Tuesday, February 2nd, 2010
According to the newly minted Olympics security talking head (at least in the media sphere: Michael Zekulin’s first citation in Google News is Jan 27, 2010, but there are journal entries, speeches given at RMC, and other academic material all over the web), the military and police buildup around the Olympics is for the Canadian people. Upwards of a billion dollars has been spent on this military/police integration operation. Hey, Zekulin, Canadian protesters are not the enemy! Unless, of course, you count those wielding cream pies. Here’s another article about the guy’s views in the U of C newspaper.
Flashback: The War on Terrorism and the Countdown to the 2010 Olympics | Police State Canada 2010 and the Olympic Crackdown | Vancouver orders removal of anti-Olympic mural | Border guards are now Olympic thought police — Amy Goodman detained | Vancouver eases Olympic protest restrictions | Anti-Olympic activists decry ‘Orwellian’ treatment | Vancouver police get military sound cannon just in time for Olympics | Anti-Olympic signs could net 6 months’ jail: rights group | Olympic security follows protester’s friend | 2010 Olympic security plans include ‘free speech’ zones | Olympic security boss puts protesters on notice | Activists seen as potential threat to Vancouver Games | CSIS Spying on Natives, Olympic Dissidents
February 2, 2010

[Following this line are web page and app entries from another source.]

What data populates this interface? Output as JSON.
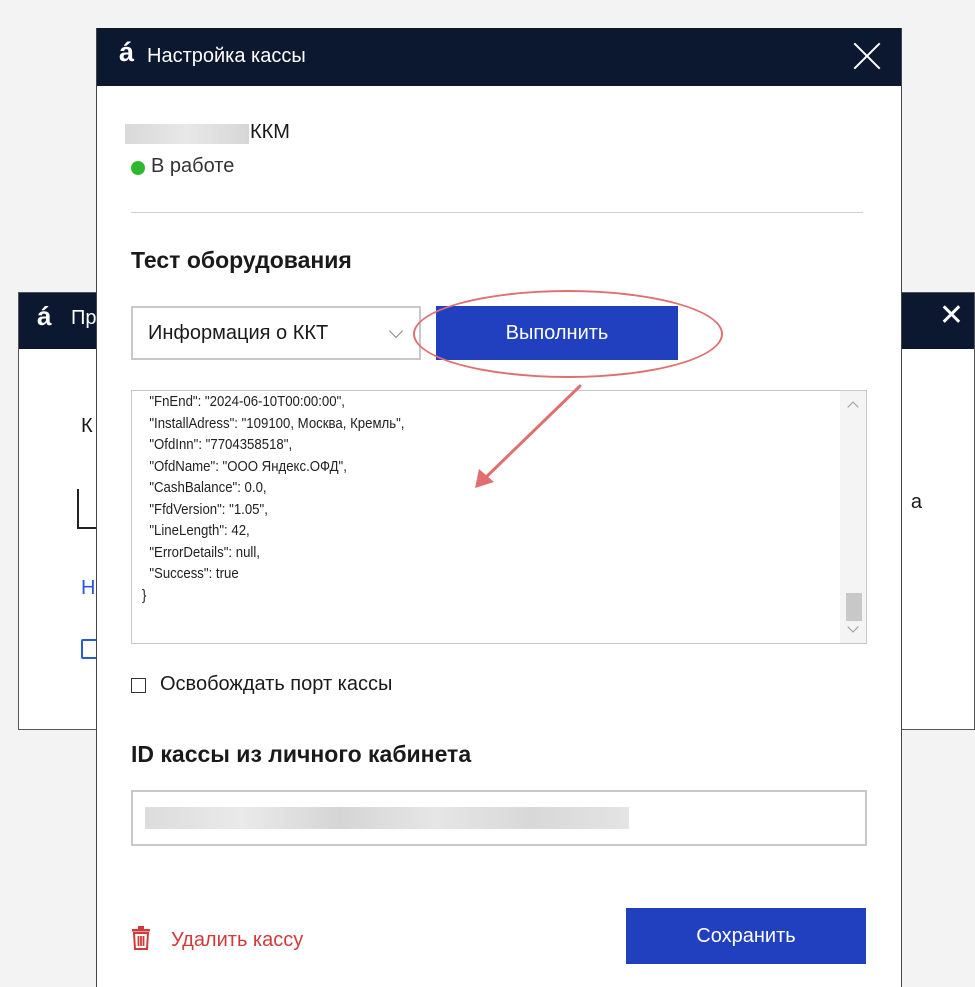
{
  "background_window": {
    "logo": "á",
    "title_fragment": "Пр",
    "fragment_k": "К",
    "fragment_h": "Н",
    "fragment_a": "а"
  },
  "dialog": {
    "logo": "á",
    "title": "Настройка кассы",
    "device": {
      "name": "ККМ",
      "status": "В работе",
      "status_color": "#2eb82e"
    },
    "test_section": {
      "heading": "Тест оборудования",
      "selected_command": "Информация о ККТ",
      "run_button": "Выполнить"
    },
    "output_lines": [
      "  \"FnEnd\": \"2024-06-10T00:00:00\",",
      "  \"InstallAdress\": \"109100, Москва, Кремль\",",
      "  \"OfdInn\": \"7704358518\",",
      "  \"OfdName\": \"ООО Яндекс.ОФД\",",
      "  \"CashBalance\": 0.0,",
      "  \"FfdVersion\": \"1.05\",",
      "  \"LineLength\": 42,",
      "  \"ErrorDetails\": null,",
      "  \"Success\": true",
      "}"
    ],
    "release_port_label": "Освобождать порт кассы",
    "id_section": {
      "heading": "ID кассы из личного кабинета"
    },
    "delete_label": "Удалить кассу",
    "save_button": "Сохранить"
  },
  "colors": {
    "titlebar": "#0c1730",
    "primary_button": "#2040c0",
    "danger": "#d23a3a",
    "annotation": "#e07070"
  }
}
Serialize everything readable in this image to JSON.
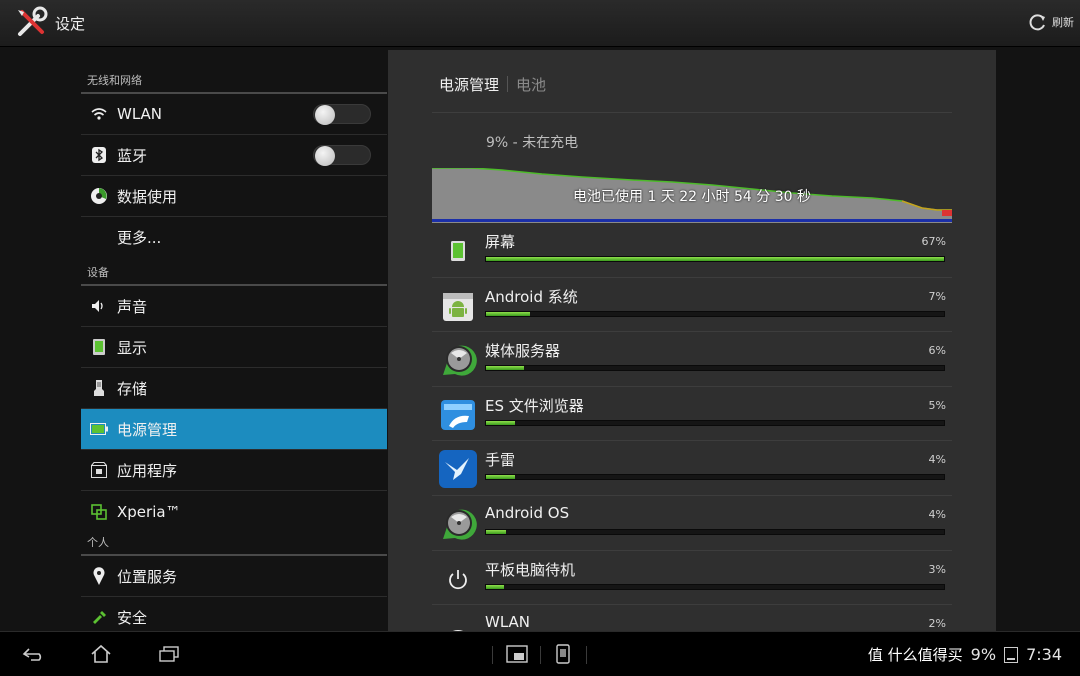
{
  "app": {
    "title": "设定",
    "refresh_label": "刷新"
  },
  "sidebar": {
    "sections": [
      {
        "header": "无线和网络",
        "items": [
          {
            "label": "WLAN",
            "icon": "wifi-icon",
            "toggle": true
          },
          {
            "label": "蓝牙",
            "icon": "bluetooth-icon",
            "toggle": true
          },
          {
            "label": "数据使用",
            "icon": "data-usage-icon"
          },
          {
            "label": "更多...",
            "icon": ""
          }
        ]
      },
      {
        "header": "设备",
        "items": [
          {
            "label": "声音",
            "icon": "volume-icon"
          },
          {
            "label": "显示",
            "icon": "display-icon"
          },
          {
            "label": "存储",
            "icon": "storage-icon"
          },
          {
            "label": "电源管理",
            "icon": "battery-icon",
            "active": true
          },
          {
            "label": "应用程序",
            "icon": "apps-icon"
          },
          {
            "label": "Xperia™",
            "icon": "xperia-icon"
          }
        ]
      },
      {
        "header": "个人",
        "items": [
          {
            "label": "位置服务",
            "icon": "location-icon"
          },
          {
            "label": "安全",
            "icon": "security-icon"
          }
        ]
      }
    ]
  },
  "main": {
    "breadcrumb_current": "电源管理",
    "breadcrumb_sub": "电池",
    "battery_status": "9% - 未在充电",
    "battery_duration": "电池已使用 1 天 22 小时 54 分 30 秒",
    "usage": [
      {
        "name": "屏幕",
        "percent": "67%",
        "fraction": 1.0,
        "icon": "screen-icon"
      },
      {
        "name": "Android 系统",
        "percent": "7%",
        "fraction": 0.095,
        "icon": "android-system-icon"
      },
      {
        "name": "媒体服务器",
        "percent": "6%",
        "fraction": 0.083,
        "icon": "media-server-icon"
      },
      {
        "name": "ES 文件浏览器",
        "percent": "5%",
        "fraction": 0.063,
        "icon": "es-file-explorer-icon"
      },
      {
        "name": "手雷",
        "percent": "4%",
        "fraction": 0.063,
        "icon": "xunlei-icon"
      },
      {
        "name": "Android OS",
        "percent": "4%",
        "fraction": 0.044,
        "icon": "android-os-icon"
      },
      {
        "name": "平板电脑待机",
        "percent": "3%",
        "fraction": 0.04,
        "icon": "power-icon"
      },
      {
        "name": "WLAN",
        "percent": "2%",
        "fraction": 0.03,
        "icon": "wifi-icon"
      }
    ]
  },
  "statusbar": {
    "time": "7:34",
    "battery_text": "9%",
    "watermark": "值 什么值得买"
  },
  "colors": {
    "accent": "#1c8cbf",
    "bar_green": "#6cc43a",
    "panel_bg": "#2f2f2f"
  }
}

A University of Calgary expert in modern terrorism says small disruptions by domestic groups are the most likely security threat to the upcoming 2010 Winter Games in Vancouver, but organizational issues are also a critical concern.
Vancouver is set to capture the world’s attention for 16 days when the Olympic Winter Games begin later this month. But with that global spotlight comes some of the world’s biggest problems and a heightened risk of terrorist attacks, according to Michael Zekulin, a PhD candidate researching contemporary terrorism in the U of C’s political science department.
“In today’s world, the Olympic Games represent a very real target for terrorism. It provides groups with the potential for large casualties and immediate global attention,” said Zekulin.
“While the likelihood of a sophisticated, large-scale attack carried out by an international group like al-Qaeda is unlikely, disruption to the Games by domestic groups remains a possibility,” he said in a statement released on Tuesday morning.
Anti-Olympic protesters have already been a thorn in the side of Olympic torch relay organizers, and have promised to disrupt the Games when they open in Vancouver on Feb 12.